[Items from an interface collection]
------------------------------------------------------------------------

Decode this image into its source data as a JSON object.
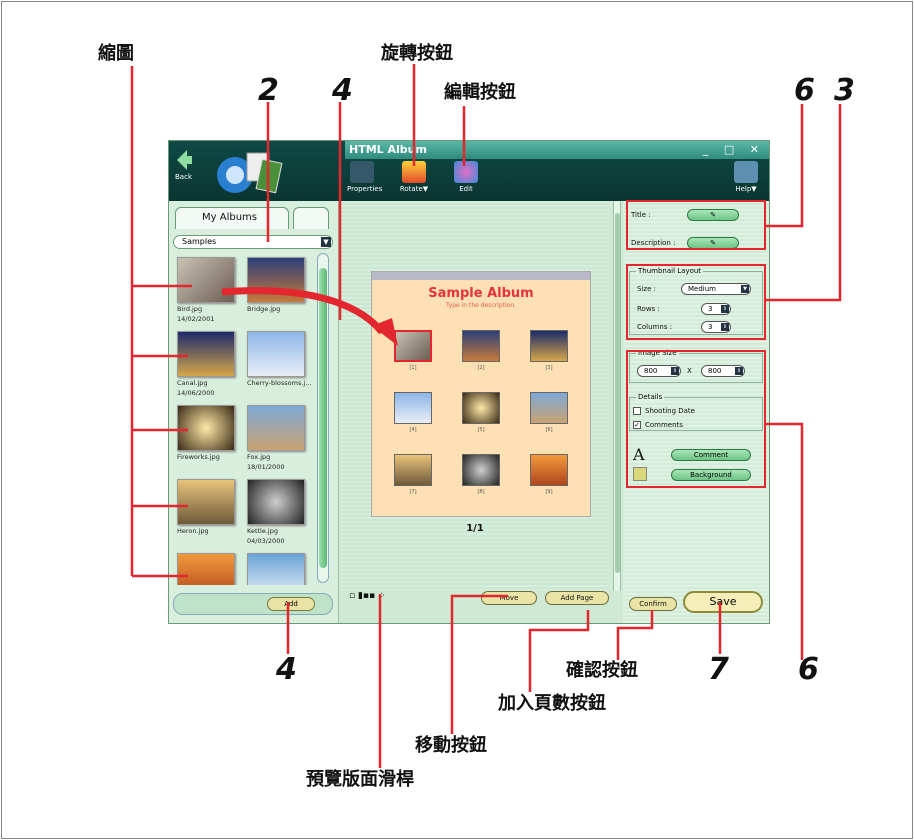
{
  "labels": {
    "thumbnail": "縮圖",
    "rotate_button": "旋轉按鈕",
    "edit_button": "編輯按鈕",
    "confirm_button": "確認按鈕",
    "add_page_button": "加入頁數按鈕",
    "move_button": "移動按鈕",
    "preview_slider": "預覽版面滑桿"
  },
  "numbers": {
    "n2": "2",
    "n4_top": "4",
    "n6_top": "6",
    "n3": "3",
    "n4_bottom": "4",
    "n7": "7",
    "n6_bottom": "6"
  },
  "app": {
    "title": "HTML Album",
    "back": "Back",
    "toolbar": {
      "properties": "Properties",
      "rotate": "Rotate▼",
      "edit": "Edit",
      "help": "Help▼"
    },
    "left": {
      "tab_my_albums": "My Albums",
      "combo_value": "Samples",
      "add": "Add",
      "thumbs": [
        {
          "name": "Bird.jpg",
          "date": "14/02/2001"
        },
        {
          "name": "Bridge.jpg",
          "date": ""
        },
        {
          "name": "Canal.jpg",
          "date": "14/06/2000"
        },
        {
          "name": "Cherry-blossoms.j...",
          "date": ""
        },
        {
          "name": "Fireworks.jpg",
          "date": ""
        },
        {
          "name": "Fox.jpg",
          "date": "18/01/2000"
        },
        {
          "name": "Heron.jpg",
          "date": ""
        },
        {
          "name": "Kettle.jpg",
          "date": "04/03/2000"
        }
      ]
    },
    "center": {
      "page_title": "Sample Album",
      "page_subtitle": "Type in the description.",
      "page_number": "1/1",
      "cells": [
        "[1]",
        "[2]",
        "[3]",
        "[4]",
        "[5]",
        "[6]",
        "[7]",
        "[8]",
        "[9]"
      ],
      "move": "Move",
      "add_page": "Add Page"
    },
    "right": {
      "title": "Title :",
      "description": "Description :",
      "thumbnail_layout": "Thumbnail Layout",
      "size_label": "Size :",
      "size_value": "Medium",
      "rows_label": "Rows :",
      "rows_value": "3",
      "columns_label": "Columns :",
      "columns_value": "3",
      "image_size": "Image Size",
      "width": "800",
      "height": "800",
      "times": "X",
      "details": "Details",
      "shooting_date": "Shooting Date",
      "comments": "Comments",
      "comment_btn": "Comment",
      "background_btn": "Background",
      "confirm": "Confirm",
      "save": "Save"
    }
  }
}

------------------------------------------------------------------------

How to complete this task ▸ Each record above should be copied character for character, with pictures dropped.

Solution to the problem ▸
Decode this image into its source data as a JSON object.
{
  "labels": {
    "thumbnail": "縮圖",
    "rotate_button": "旋轉按鈕",
    "edit_button": "編輯按鈕",
    "confirm_button": "確認按鈕",
    "add_page_button": "加入頁數按鈕",
    "move_button": "移動按鈕",
    "preview_slider": "預覽版面滑桿"
  },
  "numbers": {
    "n2": "2",
    "n4_top": "4",
    "n6_top": "6",
    "n3": "3",
    "n4_bottom": "4",
    "n7": "7",
    "n6_bottom": "6"
  },
  "app": {
    "title": "HTML Album",
    "back": "Back",
    "toolbar": {
      "properties": "Properties",
      "rotate": "Rotate▼",
      "edit": "Edit",
      "help": "Help▼"
    },
    "left": {
      "tab_my_albums": "My Albums",
      "combo_value": "Samples",
      "add": "Add",
      "thumbs": [
        {
          "name": "Bird.jpg",
          "date": "14/02/2001"
        },
        {
          "name": "Bridge.jpg",
          "date": ""
        },
        {
          "name": "Canal.jpg",
          "date": "14/06/2000"
        },
        {
          "name": "Cherry-blossoms.j...",
          "date": ""
        },
        {
          "name": "Fireworks.jpg",
          "date": ""
        },
        {
          "name": "Fox.jpg",
          "date": "18/01/2000"
        },
        {
          "name": "Heron.jpg",
          "date": ""
        },
        {
          "name": "Kettle.jpg",
          "date": "04/03/2000"
        }
      ]
    },
    "center": {
      "page_title": "Sample Album",
      "page_subtitle": "Type in the description.",
      "page_number": "1/1",
      "cells": [
        "[1]",
        "[2]",
        "[3]",
        "[4]",
        "[5]",
        "[6]",
        "[7]",
        "[8]",
        "[9]"
      ],
      "move": "Move",
      "add_page": "Add Page"
    },
    "right": {
      "title": "Title :",
      "description": "Description :",
      "thumbnail_layout": "Thumbnail Layout",
      "size_label": "Size :",
      "size_value": "Medium",
      "rows_label": "Rows :",
      "rows_value": "3",
      "columns_label": "Columns :",
      "columns_value": "3",
      "image_size": "Image Size",
      "width": "800",
      "height": "800",
      "times": "X",
      "details": "Details",
      "shooting_date": "Shooting Date",
      "comments": "Comments",
      "comment_btn": "Comment",
      "background_btn": "Background",
      "confirm": "Confirm",
      "save": "Save"
    }
  }
}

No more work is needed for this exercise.